[GIVEN ENTRIES]

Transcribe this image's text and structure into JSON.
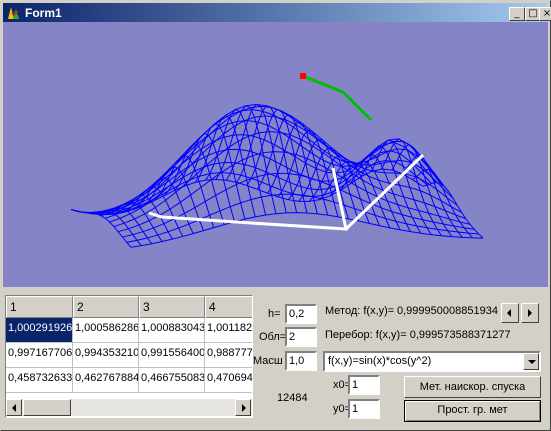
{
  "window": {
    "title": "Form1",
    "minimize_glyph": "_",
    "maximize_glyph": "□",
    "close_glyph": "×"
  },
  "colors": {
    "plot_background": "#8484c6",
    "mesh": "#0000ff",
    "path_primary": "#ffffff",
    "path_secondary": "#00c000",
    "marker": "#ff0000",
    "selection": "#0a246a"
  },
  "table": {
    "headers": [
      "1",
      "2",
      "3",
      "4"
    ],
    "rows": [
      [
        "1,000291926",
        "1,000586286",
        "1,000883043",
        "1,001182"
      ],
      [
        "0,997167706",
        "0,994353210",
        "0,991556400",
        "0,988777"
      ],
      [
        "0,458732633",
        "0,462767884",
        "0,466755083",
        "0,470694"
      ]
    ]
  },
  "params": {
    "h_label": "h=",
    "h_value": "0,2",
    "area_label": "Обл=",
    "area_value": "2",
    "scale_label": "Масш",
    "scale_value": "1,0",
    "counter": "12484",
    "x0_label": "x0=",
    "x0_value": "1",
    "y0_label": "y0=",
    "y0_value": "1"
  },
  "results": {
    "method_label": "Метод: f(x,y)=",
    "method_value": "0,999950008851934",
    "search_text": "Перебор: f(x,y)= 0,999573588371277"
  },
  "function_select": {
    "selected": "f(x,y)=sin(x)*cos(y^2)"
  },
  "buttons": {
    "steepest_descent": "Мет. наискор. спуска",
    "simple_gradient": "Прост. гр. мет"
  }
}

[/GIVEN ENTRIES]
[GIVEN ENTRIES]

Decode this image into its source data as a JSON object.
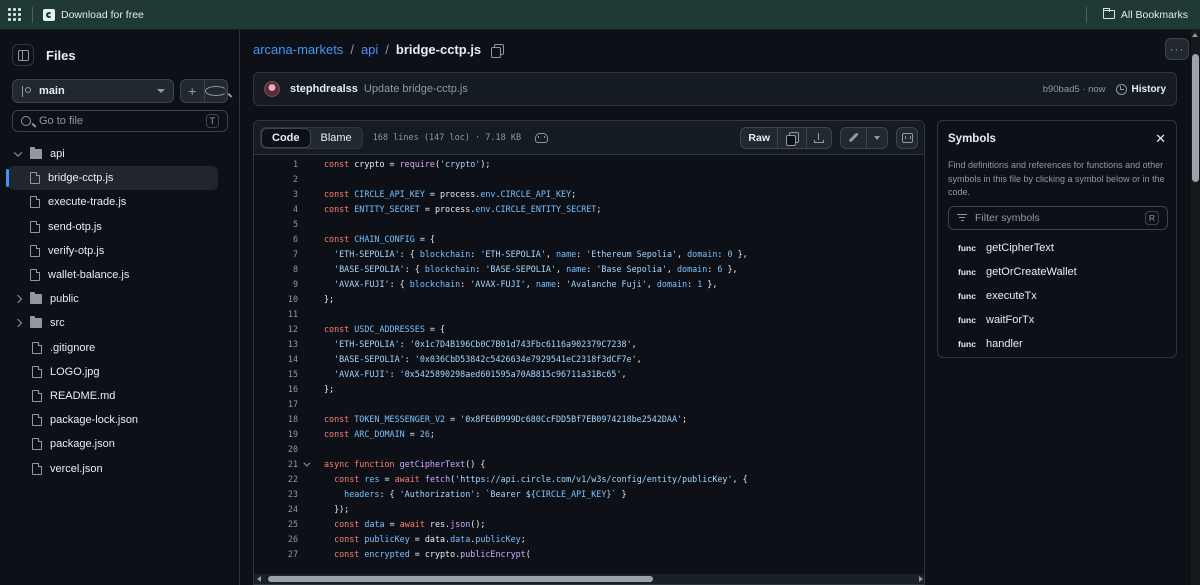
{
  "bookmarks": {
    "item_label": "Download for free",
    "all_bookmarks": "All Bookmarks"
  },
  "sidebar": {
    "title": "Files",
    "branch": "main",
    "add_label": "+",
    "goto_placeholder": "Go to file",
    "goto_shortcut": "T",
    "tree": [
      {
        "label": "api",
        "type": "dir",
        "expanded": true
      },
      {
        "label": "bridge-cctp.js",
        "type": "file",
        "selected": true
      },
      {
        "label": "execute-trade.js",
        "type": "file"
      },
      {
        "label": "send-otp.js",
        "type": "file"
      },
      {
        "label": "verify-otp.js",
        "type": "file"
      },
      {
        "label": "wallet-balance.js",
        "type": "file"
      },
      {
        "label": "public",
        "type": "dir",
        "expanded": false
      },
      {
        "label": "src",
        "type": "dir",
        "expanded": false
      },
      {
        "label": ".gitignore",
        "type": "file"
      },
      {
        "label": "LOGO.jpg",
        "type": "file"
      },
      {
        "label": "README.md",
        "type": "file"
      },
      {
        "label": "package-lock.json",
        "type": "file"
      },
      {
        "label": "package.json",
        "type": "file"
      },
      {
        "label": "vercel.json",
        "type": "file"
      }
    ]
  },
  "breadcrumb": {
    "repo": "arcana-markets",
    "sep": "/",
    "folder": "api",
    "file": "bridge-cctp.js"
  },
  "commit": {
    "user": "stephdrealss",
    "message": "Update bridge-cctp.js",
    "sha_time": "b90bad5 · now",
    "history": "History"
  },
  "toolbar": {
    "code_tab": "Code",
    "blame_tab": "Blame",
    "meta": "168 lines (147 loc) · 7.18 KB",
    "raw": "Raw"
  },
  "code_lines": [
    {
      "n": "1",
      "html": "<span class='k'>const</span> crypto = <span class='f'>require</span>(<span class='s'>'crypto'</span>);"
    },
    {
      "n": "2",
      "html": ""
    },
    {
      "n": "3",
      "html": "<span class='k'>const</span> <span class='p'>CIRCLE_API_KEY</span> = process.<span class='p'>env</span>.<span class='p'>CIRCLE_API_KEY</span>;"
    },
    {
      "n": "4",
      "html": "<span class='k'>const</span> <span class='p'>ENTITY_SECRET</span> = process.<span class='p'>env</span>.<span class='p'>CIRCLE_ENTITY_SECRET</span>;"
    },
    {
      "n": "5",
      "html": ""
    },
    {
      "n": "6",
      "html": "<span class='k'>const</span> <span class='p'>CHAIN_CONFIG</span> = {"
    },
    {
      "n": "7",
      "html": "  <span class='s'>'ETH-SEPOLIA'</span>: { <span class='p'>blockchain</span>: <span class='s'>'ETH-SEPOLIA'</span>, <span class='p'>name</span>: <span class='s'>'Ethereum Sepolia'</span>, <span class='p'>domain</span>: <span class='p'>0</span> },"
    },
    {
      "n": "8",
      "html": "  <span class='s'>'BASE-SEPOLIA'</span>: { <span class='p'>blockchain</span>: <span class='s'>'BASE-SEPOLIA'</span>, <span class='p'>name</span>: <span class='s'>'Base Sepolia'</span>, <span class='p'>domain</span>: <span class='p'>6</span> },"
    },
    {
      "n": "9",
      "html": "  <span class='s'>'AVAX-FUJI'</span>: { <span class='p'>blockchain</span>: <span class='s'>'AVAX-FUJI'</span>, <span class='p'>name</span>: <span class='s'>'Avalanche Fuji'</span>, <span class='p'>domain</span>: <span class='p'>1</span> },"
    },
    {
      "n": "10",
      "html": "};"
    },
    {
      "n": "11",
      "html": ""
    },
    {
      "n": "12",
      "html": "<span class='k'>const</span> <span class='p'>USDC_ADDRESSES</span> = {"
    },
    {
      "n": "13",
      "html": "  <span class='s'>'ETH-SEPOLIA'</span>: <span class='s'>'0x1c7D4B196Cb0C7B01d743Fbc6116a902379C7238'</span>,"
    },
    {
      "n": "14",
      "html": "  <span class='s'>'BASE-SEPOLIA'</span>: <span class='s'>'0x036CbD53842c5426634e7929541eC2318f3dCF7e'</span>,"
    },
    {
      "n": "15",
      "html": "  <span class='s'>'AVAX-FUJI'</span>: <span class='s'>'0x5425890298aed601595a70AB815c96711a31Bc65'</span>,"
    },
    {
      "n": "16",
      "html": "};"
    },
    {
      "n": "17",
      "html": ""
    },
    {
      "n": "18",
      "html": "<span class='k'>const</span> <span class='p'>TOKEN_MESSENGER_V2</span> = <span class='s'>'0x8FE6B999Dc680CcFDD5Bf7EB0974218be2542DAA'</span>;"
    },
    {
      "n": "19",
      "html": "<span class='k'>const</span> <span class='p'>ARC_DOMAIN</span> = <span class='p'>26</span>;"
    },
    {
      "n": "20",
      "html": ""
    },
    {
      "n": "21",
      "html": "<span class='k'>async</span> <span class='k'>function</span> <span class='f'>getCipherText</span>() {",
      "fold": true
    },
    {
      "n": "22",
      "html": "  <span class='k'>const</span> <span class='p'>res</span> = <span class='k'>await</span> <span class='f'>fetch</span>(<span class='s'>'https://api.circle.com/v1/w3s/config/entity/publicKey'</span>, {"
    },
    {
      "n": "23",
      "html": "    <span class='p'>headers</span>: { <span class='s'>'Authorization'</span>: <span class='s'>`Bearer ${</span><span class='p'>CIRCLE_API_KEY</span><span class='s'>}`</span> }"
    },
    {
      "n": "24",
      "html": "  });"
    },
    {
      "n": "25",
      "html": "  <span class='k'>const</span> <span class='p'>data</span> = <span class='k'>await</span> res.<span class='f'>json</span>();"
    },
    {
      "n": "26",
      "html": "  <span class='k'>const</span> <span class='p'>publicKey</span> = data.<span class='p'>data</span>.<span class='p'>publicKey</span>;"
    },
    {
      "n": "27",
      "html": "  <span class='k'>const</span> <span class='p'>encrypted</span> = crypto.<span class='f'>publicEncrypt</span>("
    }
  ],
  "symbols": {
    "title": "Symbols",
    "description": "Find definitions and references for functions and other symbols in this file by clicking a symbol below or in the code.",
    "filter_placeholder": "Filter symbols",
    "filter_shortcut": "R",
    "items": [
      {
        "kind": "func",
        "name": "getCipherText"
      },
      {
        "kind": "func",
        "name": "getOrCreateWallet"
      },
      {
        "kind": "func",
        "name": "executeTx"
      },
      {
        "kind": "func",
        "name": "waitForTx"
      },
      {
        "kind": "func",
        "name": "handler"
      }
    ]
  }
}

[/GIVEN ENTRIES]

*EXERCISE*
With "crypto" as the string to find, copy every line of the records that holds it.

*SOLUTION FOR THIS TASK*
      "html": "<span class='k'>const</span> crypto = <span class='f'>require</span>(<span class='s'>'crypto'</span>);"
      "html": "  <span class='k'>const</span> <span class='p'>encrypted</span> = crypto.<span class='f'>publicEncrypt</span>("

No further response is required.